◆ TASK BRIEF ◆
Output what the records say, word for word, with no images.

◆ STORED DATA ◆
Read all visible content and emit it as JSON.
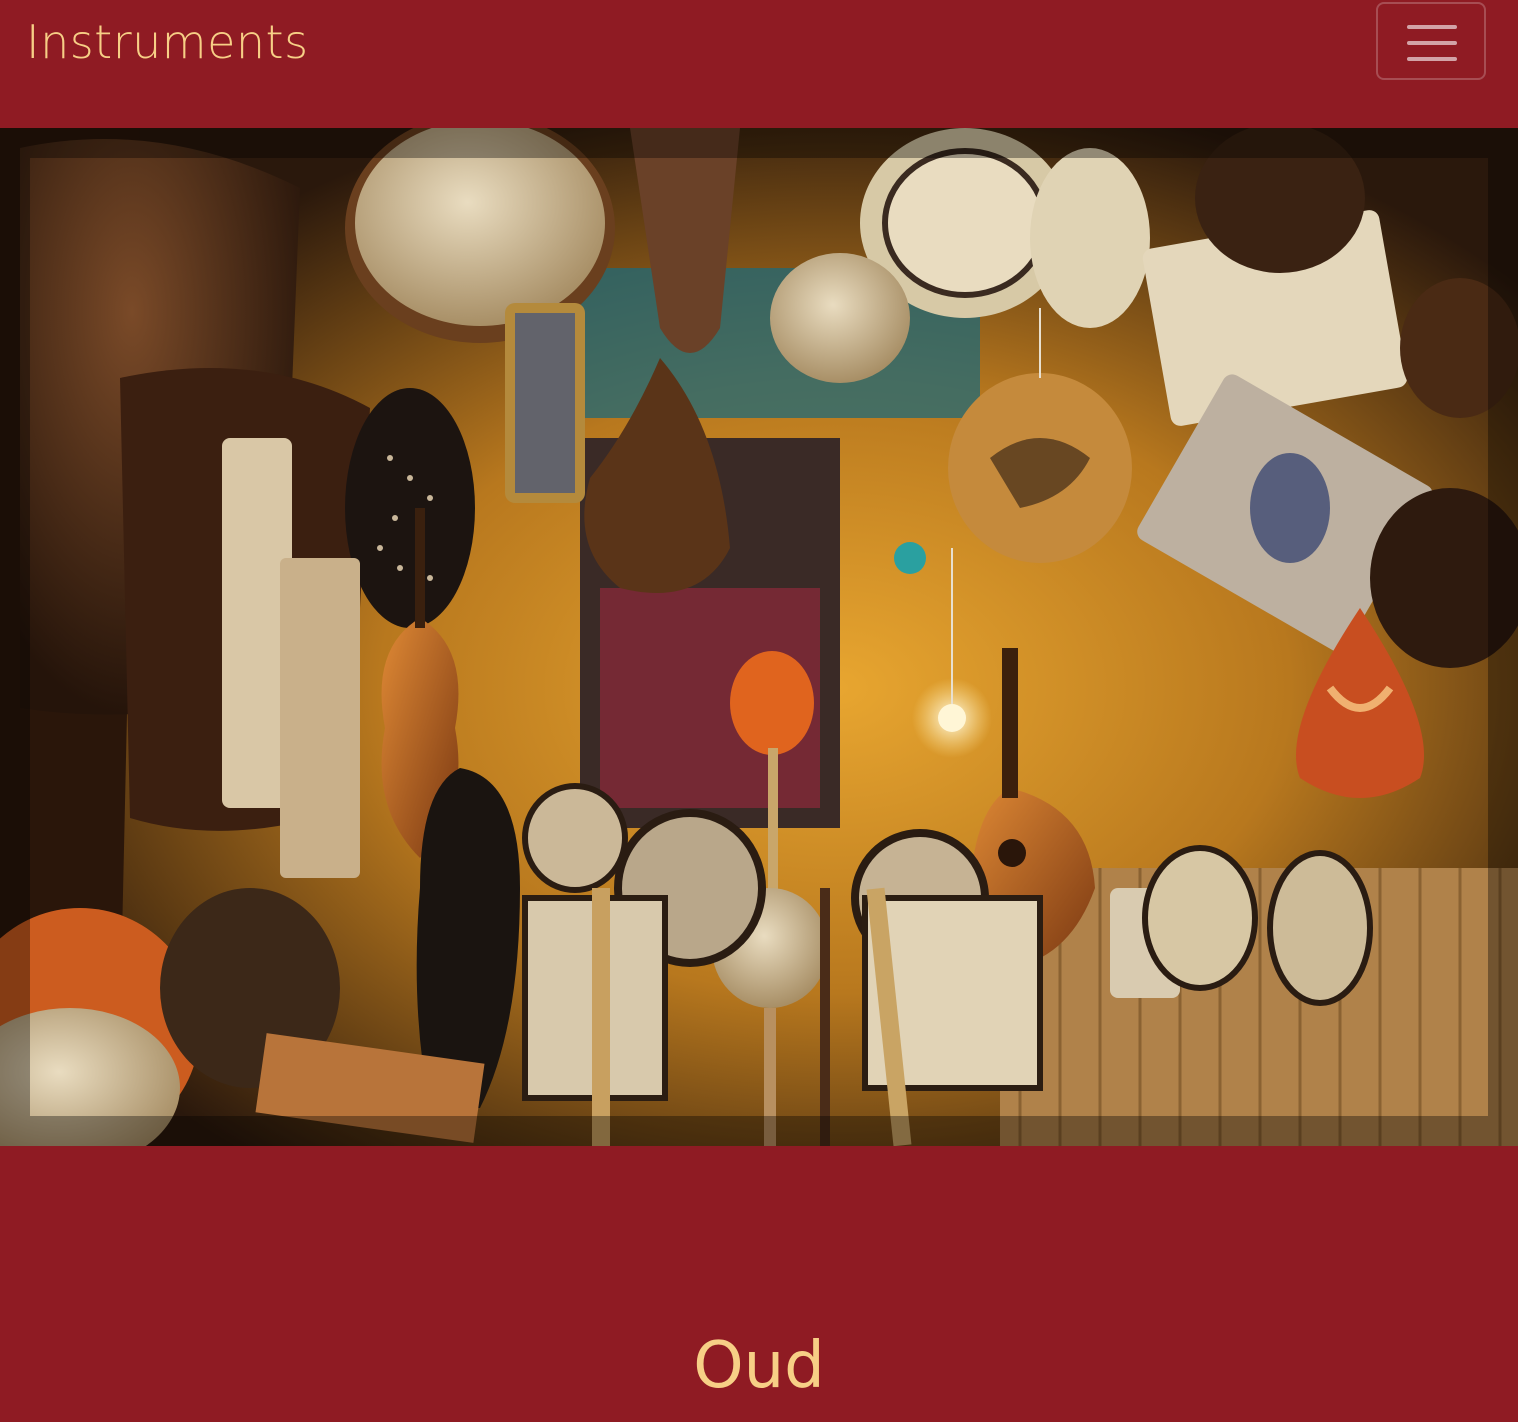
{
  "navbar": {
    "brand": "Instruments",
    "toggler_icon": "hamburger-menu-icon"
  },
  "hero": {
    "image_subject": "photo-illustration"
  },
  "section": {
    "title": "Oud"
  },
  "colors": {
    "background": "#8f1b23",
    "accent_text": "#f7cf86"
  }
}
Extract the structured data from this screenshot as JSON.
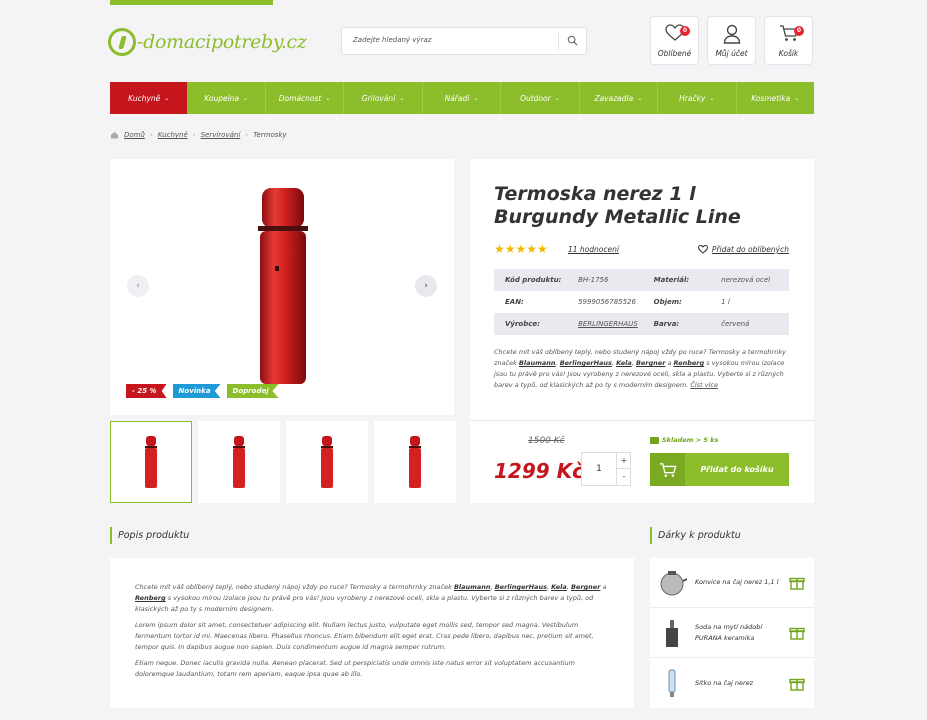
{
  "header": {
    "logo_text": "-domacipotreby.cz",
    "search_placeholder": "Zadejte hledaný výraz",
    "favorites": {
      "label": "Oblíbené",
      "count": "0"
    },
    "account": {
      "label": "Můj účet"
    },
    "cart": {
      "label": "Košík",
      "count": "0"
    }
  },
  "nav": [
    {
      "label": "Kuchyně",
      "active": true
    },
    {
      "label": "Koupelna"
    },
    {
      "label": "Domácnost"
    },
    {
      "label": "Grilování"
    },
    {
      "label": "Nářadí"
    },
    {
      "label": "Outdoor"
    },
    {
      "label": "Zavazadla"
    },
    {
      "label": "Hračky"
    },
    {
      "label": "Kosmetika"
    }
  ],
  "breadcrumb": {
    "home": "Domů",
    "c1": "Kuchyně",
    "c2": "Servírování",
    "current": "Termosky"
  },
  "badges": {
    "discount": "- 25 %",
    "new": "Novinka",
    "sale": "Doprodej"
  },
  "product": {
    "title": "Termoska nerez 1 l Burgundy Metallic Line",
    "rating_stars": 5,
    "reviews": "11 hodnocení",
    "add_fav": "Přidat do oblíbených",
    "specs": {
      "code_k": "Kód produktu:",
      "code_v": "BH-1756",
      "material_k": "Materiál:",
      "material_v": "nerezová ocel",
      "ean_k": "EAN:",
      "ean_v": "5999056785526",
      "volume_k": "Objem:",
      "volume_v": "1 l",
      "maker_k": "Výrobce:",
      "maker_v": "BERLINGERHAUS",
      "color_k": "Barva:",
      "color_v": "červená"
    },
    "desc": {
      "t1": "Chcete mít váš oblíbený teplý, nebo studený nápoj vždy po ruce? Termosky a termohrnky značek ",
      "b1": "Blaumann",
      "s1": ", ",
      "b2": "BerlingerHaus",
      "s2": ", ",
      "b3": "Kela",
      "s3": ", ",
      "b4": "Bergner",
      "s4": " a ",
      "b5": "Renberg",
      "t2": " s vysokou mírou izolace jsou tu právě pro vás! Jsou vyrobeny z nerezové oceli, skla a plastu. Vyberte si z různých barev a typů, od klasických až po ty s moderním designem. ",
      "more": "Číst více"
    },
    "old_price": "1500 Kč",
    "price": "1299 Kč",
    "stock": "Skladem > 5 ks",
    "qty": "1",
    "add_cart": "Přidat do košíku"
  },
  "description": {
    "heading": "Popis produktu",
    "p1a": "Chcete mít váš oblíbený teplý, nebo studený nápoj vždy po ruce? Termosky a termohrnky značek ",
    "p1b": "Blaumann",
    "p1c": ", ",
    "p1d": "BerlingerHaus",
    "p1e": ", ",
    "p1f": "Kela",
    "p1g": ", ",
    "p1h": "Bergner",
    "p1i": " a ",
    "p1j": "Renberg",
    "p1k": " s vysokou mírou izolace jsou tu právě pro vás! Jsou vyrobeny z nerezové oceli, skla a plastu. Vyberte si z různých barev a typů, od klasických až po ty s moderním designem.",
    "p2": "Lorem ipsum dolor sit amet, consectetuer adipiscing elit. Nullam lectus justo, vulputate eget mollis sed, tempor sed magna. Vestibulum fermentum tortor id mi. Maecenas libero. Phasellus rhoncus. Etiam bibendum elit eget erat. Cras pede libero, dapibus nec, pretium sit amet, tempor quis. In dapibus augue non sapien. Duis condimentum augue id magna semper rutrum.",
    "p3": "Etiam neque. Donec iaculis gravida nulla. Aenean placerat. Sed ut perspiciatis unde omnis iste natus error sit voluptatem accusantium doloremque laudantium, totam rem aperiam, eaque ipsa quae ab illo."
  },
  "gifts": {
    "heading": "Dárky k produktu",
    "items": [
      {
        "name": "Konvice na čaj nerez 1,1 l"
      },
      {
        "name": "Soda na mytí nádobí PURANA keramika"
      },
      {
        "name": "Sítko na čaj nerez"
      }
    ]
  },
  "colors": {
    "green": "#8cbd2b",
    "red": "#c5161d",
    "blue": "#1e9ad6",
    "star": "#f5b800"
  }
}
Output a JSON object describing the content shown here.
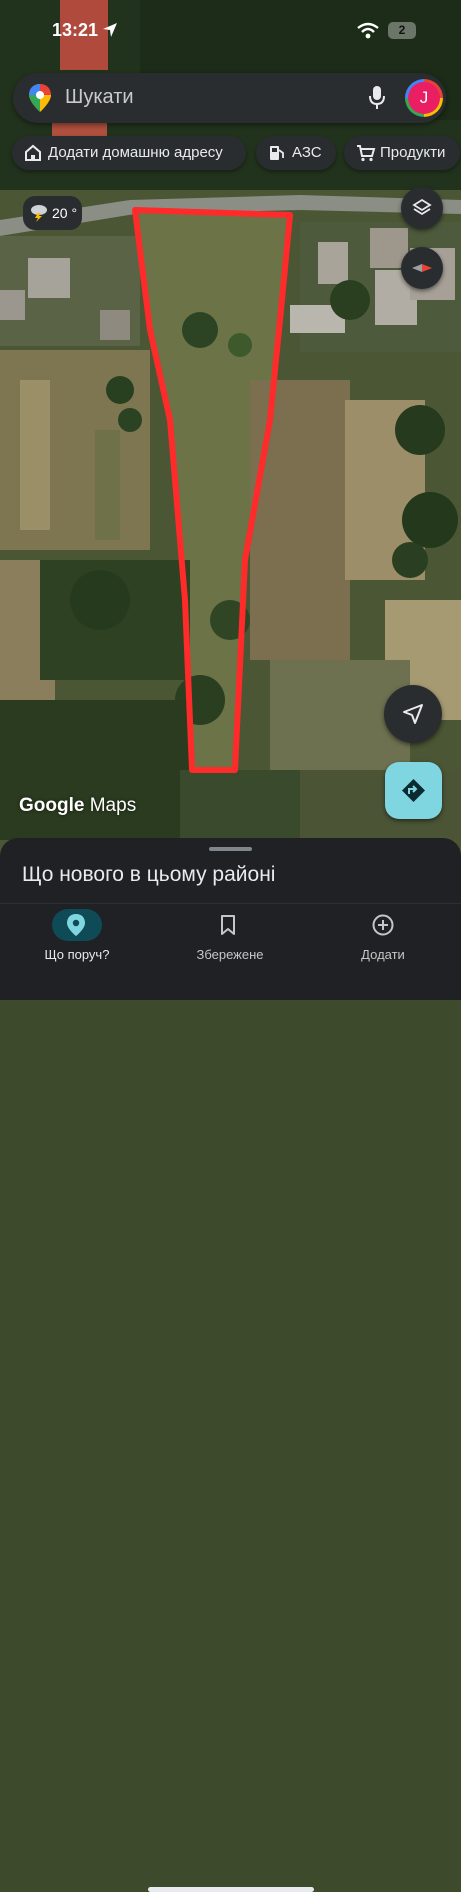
{
  "status_bar": {
    "time": "13:21",
    "battery": "2"
  },
  "search": {
    "placeholder": "Шукати",
    "avatar_letter": "J"
  },
  "chips": [
    {
      "label": "Додати домашню адресу",
      "icon": "home-icon"
    },
    {
      "label": "АЗС",
      "icon": "gas-station-icon"
    },
    {
      "label": "Продукти",
      "icon": "cart-icon"
    }
  ],
  "weather": {
    "temperature": "20 °",
    "icon": "thunderstorm-icon"
  },
  "map": {
    "attribution_brand": "Google",
    "attribution_product": "Maps",
    "outline_color": "#ff2a2a"
  },
  "sheet": {
    "title": "Що нового в цьому районі"
  },
  "bottom_nav": [
    {
      "label": "Що поруч?",
      "icon": "explore-pin-icon",
      "active": true
    },
    {
      "label": "Збережене",
      "icon": "bookmark-icon",
      "active": false
    },
    {
      "label": "Додати",
      "icon": "add-circle-icon",
      "active": false
    }
  ],
  "colors": {
    "accent": "#7fd6e0",
    "surface": "#2a2d30",
    "active_nav": "#0f4a57"
  }
}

◆ EXERCISE SOLUTION ◆
Read all visible content and emit it as JSON.
{
  "navbar": {
    "brand": "Instruments",
    "toggler_icon": "hamburger-menu-icon"
  },
  "hero": {
    "image_subject": "photo-illustration"
  },
  "section": {
    "title": "Oud"
  },
  "colors": {
    "background": "#8f1b23",
    "accent_text": "#f7cf86"
  }
}
Extract the structured data from this screenshot as JSON.
{
  "header": {
    "logo_text": "-domacipotreby.cz",
    "search_placeholder": "Zadejte hledaný výraz",
    "favorites": {
      "label": "Oblíbené",
      "count": "0"
    },
    "account": {
      "label": "Můj účet"
    },
    "cart": {
      "label": "Košík",
      "count": "0"
    }
  },
  "nav": [
    {
      "label": "Kuchyně",
      "active": true
    },
    {
      "label": "Koupelna"
    },
    {
      "label": "Domácnost"
    },
    {
      "label": "Grilování"
    },
    {
      "label": "Nářadí"
    },
    {
      "label": "Outdoor"
    },
    {
      "label": "Zavazadla"
    },
    {
      "label": "Hračky"
    },
    {
      "label": "Kosmetika"
    }
  ],
  "breadcrumb": {
    "home": "Domů",
    "c1": "Kuchyně",
    "c2": "Servírování",
    "current": "Termosky"
  },
  "badges": {
    "discount": "- 25 %",
    "new": "Novinka",
    "sale": "Doprodej"
  },
  "product": {
    "title": "Termoska nerez 1 l Burgundy Metallic Line",
    "rating_stars": 5,
    "reviews": "11 hodnocení",
    "add_fav": "Přidat do oblíbených",
    "specs": {
      "code_k": "Kód produktu:",
      "code_v": "BH-1756",
      "material_k": "Materiál:",
      "material_v": "nerezová ocel",
      "ean_k": "EAN:",
      "ean_v": "5999056785526",
      "volume_k": "Objem:",
      "volume_v": "1 l",
      "maker_k": "Výrobce:",
      "maker_v": "BERLINGERHAUS",
      "color_k": "Barva:",
      "color_v": "červená"
    },
    "desc": {
      "t1": "Chcete mít váš oblíbený teplý, nebo studený nápoj vždy po ruce? Termosky a termohrnky značek ",
      "b1": "Blaumann",
      "s1": ", ",
      "b2": "BerlingerHaus",
      "s2": ", ",
      "b3": "Kela",
      "s3": ", ",
      "b4": "Bergner",
      "s4": " a ",
      "b5": "Renberg",
      "t2": " s vysokou mírou izolace jsou tu právě pro vás! Jsou vyrobeny z nerezové oceli, skla a plastu. Vyberte si z různých barev a typů, od klasických až po ty s moderním designem. ",
      "more": "Číst více"
    },
    "old_price": "1500 Kč",
    "price": "1299 Kč",
    "stock": "Skladem > 5 ks",
    "qty": "1",
    "add_cart": "Přidat do košíku"
  },
  "description": {
    "heading": "Popis produktu",
    "p1a": "Chcete mít váš oblíbený teplý, nebo studený nápoj vždy po ruce? Termosky a termohrnky značek ",
    "p1b": "Blaumann",
    "p1c": ", ",
    "p1d": "BerlingerHaus",
    "p1e": ", ",
    "p1f": "Kela",
    "p1g": ", ",
    "p1h": "Bergner",
    "p1i": " a ",
    "p1j": "Renberg",
    "p1k": " s vysokou mírou izolace jsou tu právě pro vás! Jsou vyrobeny z nerezové oceli, skla a plastu. Vyberte si z různých barev a typů, od klasických až po ty s moderním designem.",
    "p2": "Lorem ipsum dolor sit amet, consectetuer adipiscing elit. Nullam lectus justo, vulputate eget mollis sed, tempor sed magna. Vestibulum fermentum tortor id mi. Maecenas libero. Phasellus rhoncus. Etiam bibendum elit eget erat. Cras pede libero, dapibus nec, pretium sit amet, tempor quis. In dapibus augue non sapien. Duis condimentum augue id magna semper rutrum.",
    "p3": "Etiam neque. Donec iaculis gravida nulla. Aenean placerat. Sed ut perspiciatis unde omnis iste natus error sit voluptatem accusantium doloremque laudantium, totam rem aperiam, eaque ipsa quae ab illo."
  },
  "gifts": {
    "heading": "Dárky k produktu",
    "items": [
      {
        "name": "Konvice na čaj nerez 1,1 l"
      },
      {
        "name": "Soda na mytí nádobí PURANA keramika"
      },
      {
        "name": "Sítko na čaj nerez"
      }
    ]
  },
  "colors": {
    "green": "#8cbd2b",
    "red": "#c5161d",
    "blue": "#1e9ad6",
    "star": "#f5b800"
  }
}
Output a JSON object describing the content shown here.
{
  "status_bar": {
    "time": "13:21",
    "battery": "2"
  },
  "search": {
    "placeholder": "Шукати",
    "avatar_letter": "J"
  },
  "chips": [
    {
      "label": "Додати домашню адресу",
      "icon": "home-icon"
    },
    {
      "label": "АЗС",
      "icon": "gas-station-icon"
    },
    {
      "label": "Продукти",
      "icon": "cart-icon"
    }
  ],
  "weather": {
    "temperature": "20 °",
    "icon": "thunderstorm-icon"
  },
  "map": {
    "attribution_brand": "Google",
    "attribution_product": "Maps",
    "outline_color": "#ff2a2a"
  },
  "sheet": {
    "title": "Що нового в цьому районі"
  },
  "bottom_nav": [
    {
      "label": "Що поруч?",
      "icon": "explore-pin-icon",
      "active": true
    },
    {
      "label": "Збережене",
      "icon": "bookmark-icon",
      "active": false
    },
    {
      "label": "Додати",
      "icon": "add-circle-icon",
      "active": false
    }
  ],
  "colors": {
    "accent": "#7fd6e0",
    "surface": "#2a2d30",
    "active_nav": "#0f4a57"
  }
}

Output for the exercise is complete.